However: self-driving cars are already arguably safer than people in urban areas, driving between states is a comparatively easy problem, and the occupant of a truck is not a necessary part of the cargo. So, it’ll be hard to argue to keep a driver behind the wheel.
Around 3% of people in the US are directly employed by the trucking industry. A large fraction of these jobs will disappear, and related jobs will also be at risk. For example, there are many small towns whose livelyhoods are dependent on truck stops for trickle-down income. When truck drivers stop less, or are removed completely, then these towns will disappear, like the towns who were decimated when the highways came along (see: Cars :-) ).
Even so, there may still be a net increase in overall happiness if more companies (e.g. Uber) get their wish of self-driving vehicles. Not least because it would stop Uber applying their apparent policy of treating their human employees like this centuries systematised labor.

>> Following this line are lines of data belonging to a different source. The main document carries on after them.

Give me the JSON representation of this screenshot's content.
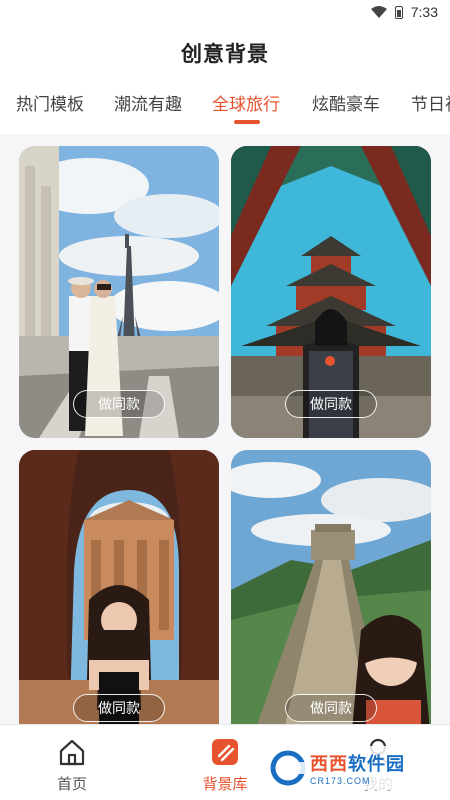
{
  "status_bar": {
    "time": "7:33",
    "icons": [
      "wifi-icon",
      "battery-icon"
    ]
  },
  "app": {
    "title": "创意背景"
  },
  "tabs": [
    {
      "label": "热门模板",
      "active": false
    },
    {
      "label": "潮流有趣",
      "active": false
    },
    {
      "label": "全球旅行",
      "active": true
    },
    {
      "label": "炫酷豪车",
      "active": false
    },
    {
      "label": "节日祝",
      "active": false
    }
  ],
  "cards": [
    {
      "scene": "paris-eiffel-tower",
      "button_label": "做同款"
    },
    {
      "scene": "summer-palace-pagoda",
      "button_label": "做同款"
    },
    {
      "scene": "petra-cave",
      "button_label": "做同款"
    },
    {
      "scene": "great-wall",
      "button_label": "做同款"
    }
  ],
  "bottom_nav": [
    {
      "label": "首页",
      "icon": "home-icon",
      "active": false
    },
    {
      "label": "背景库",
      "icon": "background-library-icon",
      "active": true
    },
    {
      "label": "我的",
      "icon": "profile-icon",
      "active": false
    }
  ],
  "watermark": {
    "text_red": "西西",
    "text_blue": "软件园",
    "url": "CR173.COM"
  },
  "colors": {
    "accent": "#e8532f",
    "background": "#f6f6f8"
  }
}
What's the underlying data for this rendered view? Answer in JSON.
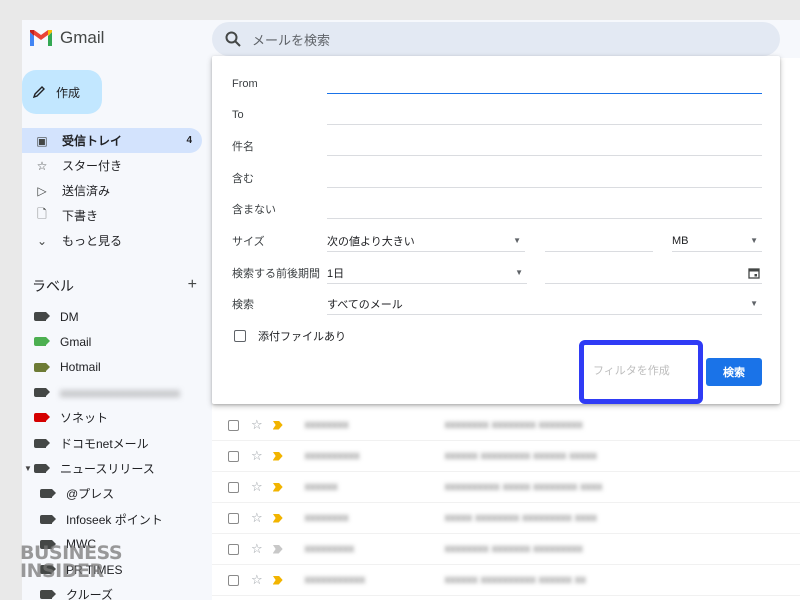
{
  "app": {
    "name": "Gmail"
  },
  "search": {
    "placeholder": "メールを検索"
  },
  "compose": {
    "label": "作成"
  },
  "nav": {
    "items": [
      {
        "label": "受信トレイ",
        "count": "4",
        "icon": "inbox-icon"
      },
      {
        "label": "スター付き",
        "icon": "star-icon"
      },
      {
        "label": "送信済み",
        "icon": "send-icon"
      },
      {
        "label": "下書き",
        "icon": "draft-icon"
      },
      {
        "label": "もっと見る",
        "icon": "chevron-down-icon"
      }
    ]
  },
  "labels": {
    "heading": "ラベル",
    "add": "+",
    "items": [
      {
        "label": "DM",
        "color": "#444746"
      },
      {
        "label": "Gmail",
        "color": "#4caf50"
      },
      {
        "label": "Hotmail",
        "color": "#6d7b35"
      },
      {
        "label": "",
        "color": "#444746"
      },
      {
        "label": "ソネット",
        "color": "#d50000"
      },
      {
        "label": "ドコモnetメール",
        "color": "#444746"
      },
      {
        "label": "ニュースリリース",
        "color": "#444746"
      },
      {
        "label": "@プレス",
        "color": "#444746"
      },
      {
        "label": "Infoseek ポイント",
        "color": "#444746"
      },
      {
        "label": "MWC",
        "color": "#444746"
      },
      {
        "label": "PR TIMES",
        "color": "#444746"
      },
      {
        "label": "クルーズ",
        "color": "#444746"
      }
    ]
  },
  "filter": {
    "fields": [
      {
        "label": "From",
        "value": ""
      },
      {
        "label": "To",
        "value": ""
      },
      {
        "label": "件名",
        "value": ""
      },
      {
        "label": "含む",
        "value": ""
      },
      {
        "label": "含まない",
        "value": ""
      }
    ],
    "size_label": "サイズ",
    "size_op": "次の値より大きい",
    "size_unit": "MB",
    "date_label": "検索する前後期間",
    "date_value": "1日",
    "search_label": "検索",
    "search_value": "すべてのメール",
    "attachment_label": "添付ファイルあり",
    "create_filter": "フィルタを作成",
    "search_button": "検索"
  },
  "watermark": {
    "line1": "BUSINESS",
    "line2": "INSIDER"
  },
  "colors": {
    "accent": "#1a73e8",
    "highlight": "#2f3bf5",
    "active_nav": "#d3e3fd",
    "compose": "#c2e7ff"
  }
}
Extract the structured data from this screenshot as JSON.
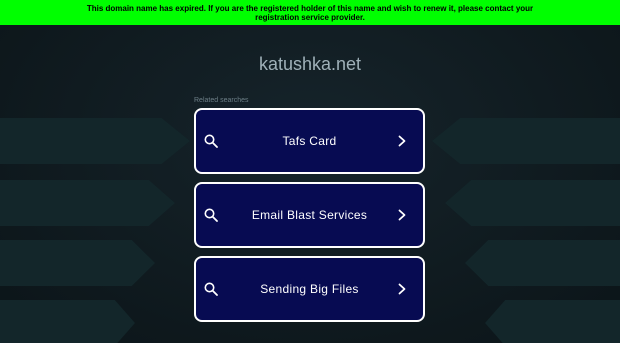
{
  "banner": {
    "text": "This domain name has expired. If you are the registered holder of this name and wish to renew it, please contact your registration service provider."
  },
  "domain": "katushka.net",
  "related_label": "Related searches",
  "results": [
    {
      "label": "Tafs Card"
    },
    {
      "label": "Email Blast Services"
    },
    {
      "label": "Sending Big Files"
    }
  ],
  "colors": {
    "banner_bg": "#00ff00",
    "card_bg": "#070b52",
    "card_border": "#ffffff",
    "page_bg": "#0f1a1f"
  }
}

http://t.co/Xu8Yw4WGbu : I would like to see some counterpoint, because I worry that Uber is just this centuries systematised slave labour— mike_moran (@mike_moran) May 17, 2015
The changes coming from self-driving vehicles will be big, and may even be positive. However, vehicles are something we already have and mostly understand. The infrastructure we have now limits where they can go and how fast they can travel. They still have to interact with pedestrians, even if they do it more efficiently than we can. Ultimately, they will be limited by having to follow 2D constraints. Drones, however, have no such limitations.
There is a lot of hyperbole said about drones, but a lot of it is just slightly ahead of real events. Easy availability of cheap drones that can act individually or collectively in a clever way is the sort of change that affects system-level assumptions, because what used to be hard will now be easy.
On the walk to school, my son and I take turns making up imaginary machines. There is a rough theme, and one day it was construction. Inspired by youtube, I came up with a “carpet of drones”. If you wanted a new build of something you'd hire a rolled up carpet of drones for a day, and perhaps a mini fabrication machine. You’d unroll the carpet, lay it flat, attach power, start up the fab, and upload your plan from your phone. The drones would auto-organise by role, some carrying bricks, some small dollops of binder, some straightening out the bricks to cover small mistakes. Come back in a few hours, pack them all up, and you’re done.
Drones are numerous, adaptable, and already cheap enough to almost be disposable. The drone future is combinatorial and far less bounded than self-driving cars. Any prediction I make is going to be wrong or wildly unambitious, so I won’t make any right now. I’ll just leave you with something which, as a fan of Lego, I can't believe I've only just discovered now: